A group of Kenora residents gathered on Saturday to protest the current COVID-19 restrictions.
The group wants to see the decision about lockdowns, masks and vaccines be put in the hands of the general public, not the government.
"It's basically the freedom of choice," said protester Allen Pencoff.
"We should be able to choose if we wear a mask, we should be able to choose if we take a vaccine and we should also have the freedom of movement," added Pencoff.
The group started their protest under the Whitecap Pavilion before making their way to the roundabout, where they held up signs and encouraged motorists to honk as a sign of support.
"There's way more support than negativity. There would be one scowl here and there, but everyone was honking. People are fed up," Pencoff noted.
About a dozen people, not wearing masks or social distancing, were rallying when KenoraOnline stopped by the protest. A gathering of this size is currently illegal under the 'stay-at-home' order which allows for outdoor gatherings of up to 5 people that you live with, and one other person who lives alone.
Tyler Allison, one of the protesters, says he's being mentally oppressed by the current restrictions.
"We all have come to the same agreement and collective idea that these lockdowns are doing more harm than they are good.
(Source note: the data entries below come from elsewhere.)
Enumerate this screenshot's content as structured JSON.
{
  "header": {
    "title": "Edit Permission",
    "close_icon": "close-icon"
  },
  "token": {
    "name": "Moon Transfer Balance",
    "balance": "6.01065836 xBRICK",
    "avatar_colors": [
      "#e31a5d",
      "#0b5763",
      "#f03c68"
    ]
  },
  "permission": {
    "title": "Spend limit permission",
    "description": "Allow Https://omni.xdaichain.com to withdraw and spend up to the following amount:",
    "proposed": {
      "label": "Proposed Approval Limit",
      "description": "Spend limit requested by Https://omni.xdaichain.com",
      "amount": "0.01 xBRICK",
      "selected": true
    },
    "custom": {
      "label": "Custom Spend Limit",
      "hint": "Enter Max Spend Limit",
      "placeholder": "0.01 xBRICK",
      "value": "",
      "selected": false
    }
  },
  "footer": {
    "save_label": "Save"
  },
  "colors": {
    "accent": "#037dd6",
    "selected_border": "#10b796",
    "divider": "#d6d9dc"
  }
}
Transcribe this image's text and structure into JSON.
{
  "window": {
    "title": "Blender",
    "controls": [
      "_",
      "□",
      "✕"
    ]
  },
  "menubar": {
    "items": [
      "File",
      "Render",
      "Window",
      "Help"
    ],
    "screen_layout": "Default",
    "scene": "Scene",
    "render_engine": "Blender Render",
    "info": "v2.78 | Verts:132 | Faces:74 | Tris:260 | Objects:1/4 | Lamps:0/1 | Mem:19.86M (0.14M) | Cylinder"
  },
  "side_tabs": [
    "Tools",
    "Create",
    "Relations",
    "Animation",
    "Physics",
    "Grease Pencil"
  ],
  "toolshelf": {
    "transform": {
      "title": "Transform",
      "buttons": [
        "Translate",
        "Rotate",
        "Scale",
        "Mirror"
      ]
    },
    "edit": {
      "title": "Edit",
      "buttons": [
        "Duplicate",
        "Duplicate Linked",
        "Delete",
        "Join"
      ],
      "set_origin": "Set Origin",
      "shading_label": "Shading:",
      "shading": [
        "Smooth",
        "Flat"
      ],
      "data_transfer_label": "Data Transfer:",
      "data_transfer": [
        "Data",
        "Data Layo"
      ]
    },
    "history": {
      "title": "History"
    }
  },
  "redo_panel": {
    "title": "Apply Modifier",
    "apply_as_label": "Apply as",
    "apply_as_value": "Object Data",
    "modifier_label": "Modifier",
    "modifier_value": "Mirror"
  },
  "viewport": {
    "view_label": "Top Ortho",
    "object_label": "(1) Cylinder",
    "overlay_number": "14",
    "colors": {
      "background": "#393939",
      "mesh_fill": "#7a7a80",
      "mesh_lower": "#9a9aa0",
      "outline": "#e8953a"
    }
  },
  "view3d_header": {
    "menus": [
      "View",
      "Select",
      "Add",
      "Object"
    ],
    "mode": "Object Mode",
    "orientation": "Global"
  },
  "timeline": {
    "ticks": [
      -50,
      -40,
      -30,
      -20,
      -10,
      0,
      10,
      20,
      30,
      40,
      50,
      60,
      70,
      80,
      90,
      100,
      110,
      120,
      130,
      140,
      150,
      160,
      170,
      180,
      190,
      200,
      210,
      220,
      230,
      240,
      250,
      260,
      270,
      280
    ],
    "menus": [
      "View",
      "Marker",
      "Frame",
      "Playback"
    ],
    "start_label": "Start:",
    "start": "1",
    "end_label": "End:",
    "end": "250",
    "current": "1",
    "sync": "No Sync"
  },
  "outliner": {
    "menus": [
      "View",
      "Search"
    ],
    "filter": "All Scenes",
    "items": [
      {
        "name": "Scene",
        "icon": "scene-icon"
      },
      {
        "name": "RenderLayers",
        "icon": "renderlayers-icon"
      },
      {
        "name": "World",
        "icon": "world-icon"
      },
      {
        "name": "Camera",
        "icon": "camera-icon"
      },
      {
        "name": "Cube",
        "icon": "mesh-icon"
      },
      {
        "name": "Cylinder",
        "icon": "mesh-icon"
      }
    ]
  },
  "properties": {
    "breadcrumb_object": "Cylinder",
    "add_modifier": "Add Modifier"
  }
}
They are affecting mental health, businesses and peoples' livelihoods," said Allison who adds that he's speaking for several people that are afraid to speak up.
Police and by-law officers do have the ability to issue fines for those that aren't complying with the 'stay-at-home' order. Refusal to comply with the orders can lead to a $750 fine for a resident and $1,000 for anyone that prevents an enforcement officer from performing their duties to enforce the orders.
The Kenora OPP say no fines were issued.
Dr. Kit Young Hoon, Medical Officer of Health at the Northwestern Health Unit says protests, where people are not following public health measures, are concerning.
“It is very concerning when people are not following public health measures and then, therefore, enter the workplace to potentially spread it to others,” said Dr. Young Hoon, addressing the media after a similar protest in the region in April.
“It’s just generally concerning when people are not following public health measures, and we’ve seen some evidence of that already, where individuals are not staying home when they’re sick or not properly following the control measures that are in place. That’s leading to spread in a number of our communities,” Dr. Young Hoon added.
Each region, in the province, is expected to transition back into the provincial COVID-19 response framework, after June 2, with certain safety restrictions pertaining to specific levels of risk within a region, unless the stay-at-home orders are extended once again.